Green leadership matters for Japan. As regional competitors catch up with and, in some cases, surpass Japanese brands, the search for new ways to differentiate is increasingly important. Growing interest in green issues around the world offer opportunities that match many of the country’s traditional strengths – efficiency, technology, and reliability. However, leadership is far from being conclusive. China has already surpassed Japan in solar cell production, Hyundai is hard on the heels of Toyota in Interbrand’s performance ranking, and Germany has two brands ranked in the top ten of this year’s Best Global Green Brands.

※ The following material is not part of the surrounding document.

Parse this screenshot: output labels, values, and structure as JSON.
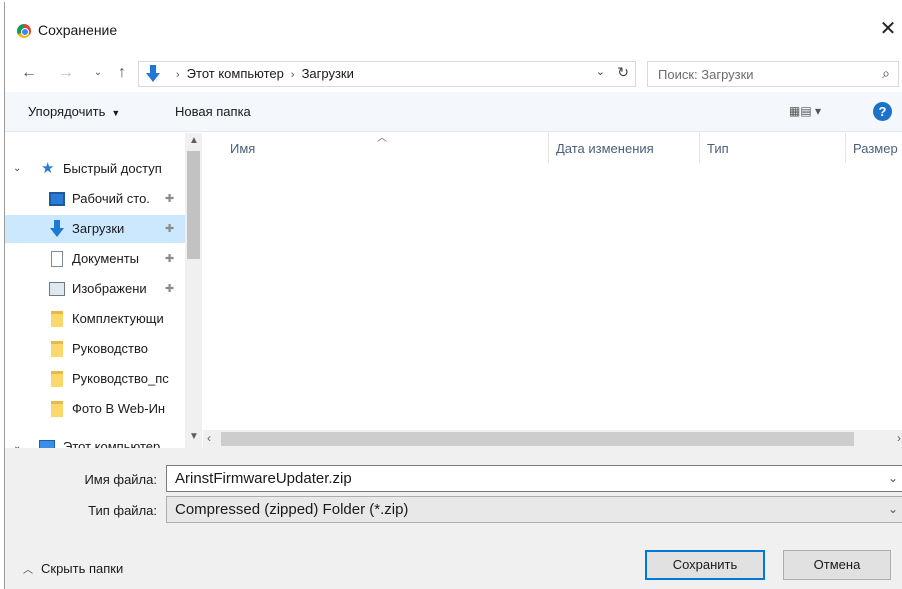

While Japan has long been a leader in energy efficiency, current domestic power shortages have brought a new urgency to its environmental efforts. The original post-war miracle, economic growth fueled by any available energy sources, is being superseded by a desire for economic security and clean, sustainable energy. In the last few months, it has been virtually impossible to watch TV or ride the subway in Tokyo without seeing brands advertising their “eco” initiatives or suggesting ways that the public can help lower power consumption. Electricity utilization rates are prominently displayed as the country employs various means to manage demand including “Super Cool Biz” dress codes for office workers, and “Green Curtains” for homes and offices (climbing plants in front of buildings that provide natural air conditioning). Within this changed landscape, it is inspiring to see brands like the telecommunications upstart Softbank, seizing the moment and announcing its move into solar energy.

The most relevant green messages in Japan continue to be targeted at consumers and focused on products. This contrasts sharply with Western Europe or the U.S. where expectations of the business community are more balanced across a range of activities from products, recycling to advocacy, and suggests an interesting angle on eco-consciousness in Japan. While the debate in Japan seems to be less ideologically driven than in other countries and more focused on the benefits to the individual or the business, it may ultimately prove more effective at persuading the majority to adopt greener lifestyles and ways of working. Of course, it remains to be seen whether this more pragmatic approach can bear fruit outside Japan.

For many Japanese companies, the green movement fits nicely within existing corporate philosophies inherited from their founders. It requires only a slight reinterpretation to adapt these idealistic principles to match with the realities of the 21st century.

The green space is crowded with brands, NGOs, and government organizations all intent on claiming leadership. But as our ranking shows, Japan is well-positioned to capitalize on its achievements to date and carry the ball forward with a renewed sense of purpose. Recent events have brought the country’s energy reality into sharp focus: The new challenge is achieving sustainable, long-term economic security fueled by green technology and clean energy.